Then she meets a boy named Even (not Evan), and she begins to see a future for herself that she could never envision before.
Sugar is a coming of age story that's easily accessible and enjoyable. It might not be groundbreaking, but it leaves a lasting impression on you after you put it down.
The Paper Magician by Charlie N. Holmberg
Ceony Twill has just graduated from her magic academy, assigned to apprentice under the magician Emery Thane to bespell paper instead of the metal she wanted so badly.
As she discovers that paper magic is actually really, really cool, she also learns about the forbidden magic that exists in this colorful world. A practitioner of blood magic comes and quite literally steals Thane's heart, and Ceony must do whatever it takes to get it back--even traveling into his heart itself.
A vividly built, fascinating world with a compelling story, The Paper Magician is a great read for anybody who enjoyed Harry Potter, or just fantasy in general. It's the first of a trilogy, so if you enjoy it, you have two more books you can read!
The Rest of Us Just Live Here by Patrick Ness
Tired of reading stories about the hero? Ever wonder about the people in the background of those events? Then The Rest of Us Just Live Here might be the book for you.
High schooler Mikey isn't one of the "indie kids," who all have unusual names and/or powers. He's just trying to graduate and avoid uncertain death at the hands of various would-be apocalypses over the years, always stopped by the "indie kids." Mikey just wants to ask out his crush, Henna, in peace, and deal with growing up without being eaten by a zombie.
Very tongue-in-cheek and self-aware, The Rest of Us Just Live Here gives a unique twist to the genre, and is relatively light-hearted and a fun, quick read.
Reality Boy by A.S. King
If you like watching reality television, this might be a good pick for you.
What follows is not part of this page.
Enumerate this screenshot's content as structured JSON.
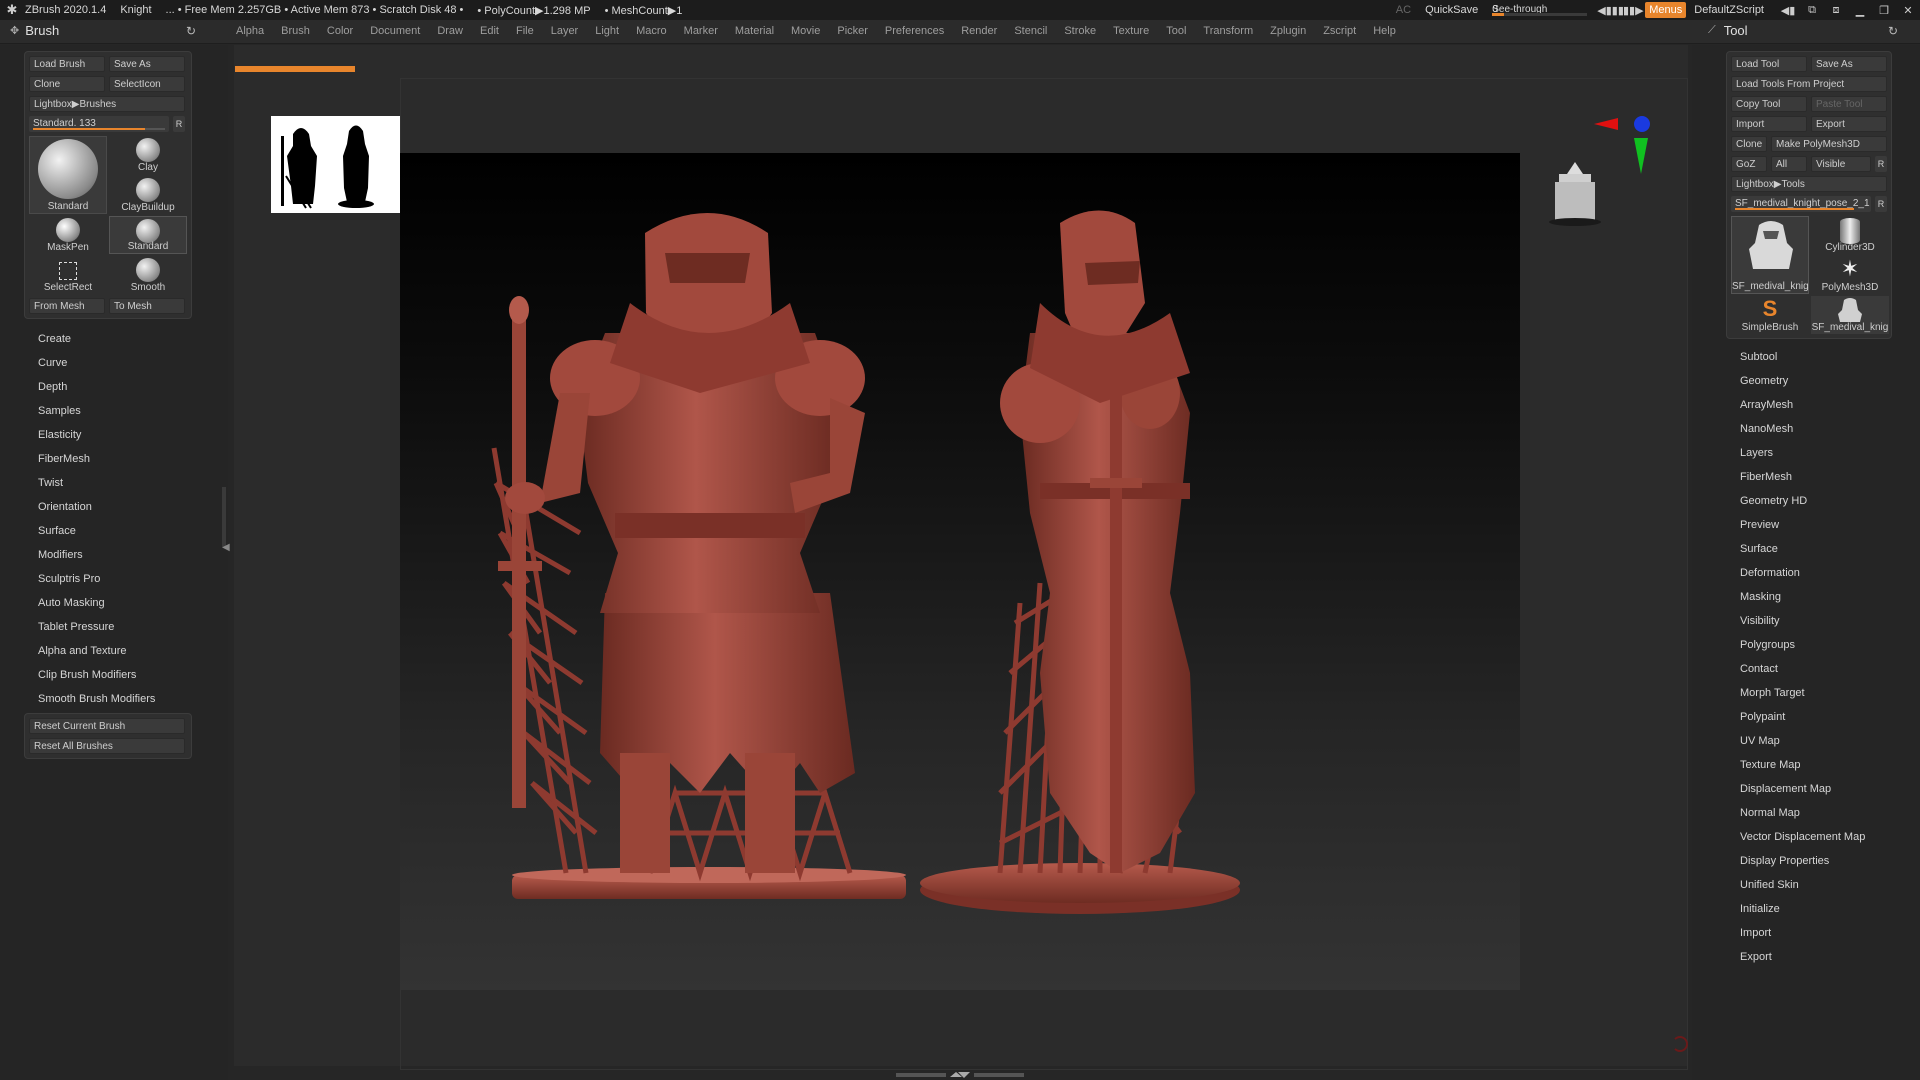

The story of Gerald Faust, a former child reality TV star, Gerald has grown up with a lot of problems following the television stint. With no friends and nobody who understands, the people around Gerald are waiting for the worst from him, despite all of his efforts to prove them wrong.
Darker--not terribly dark, but darker--than some of the other books on this list, Reality Boy really makes you consider the aftermath of what can only be described as an invasion of someone's life on reality television. However, there are moments of sweetness that make the book not terribly depressing. It's worth it, I promise.
The Book of Ivy by Amy Engel
This is definitely a book for anybody who enjoyed The Hunger Games trilogy. Taking place in the aftermath of a nuclear war, a small group of survivors band together before warring over which family will lead. Fifty years later, the tradition of marrying the daughters of the losing family, the Westfalls, to the sons of the winning family, the Lattimers, is enforced to maintain peace in their community.
Enter Ivy Westfall, to be wed to Bishop Lattimer, and to kill him, despite the odds stacked against her.
An easy read, The Book of Ivy isn't as innovative as The Hunger Games, but it has complex questions of morality that keep you hooked, as well as a startlingly decent romance in a genre where so much feels forced.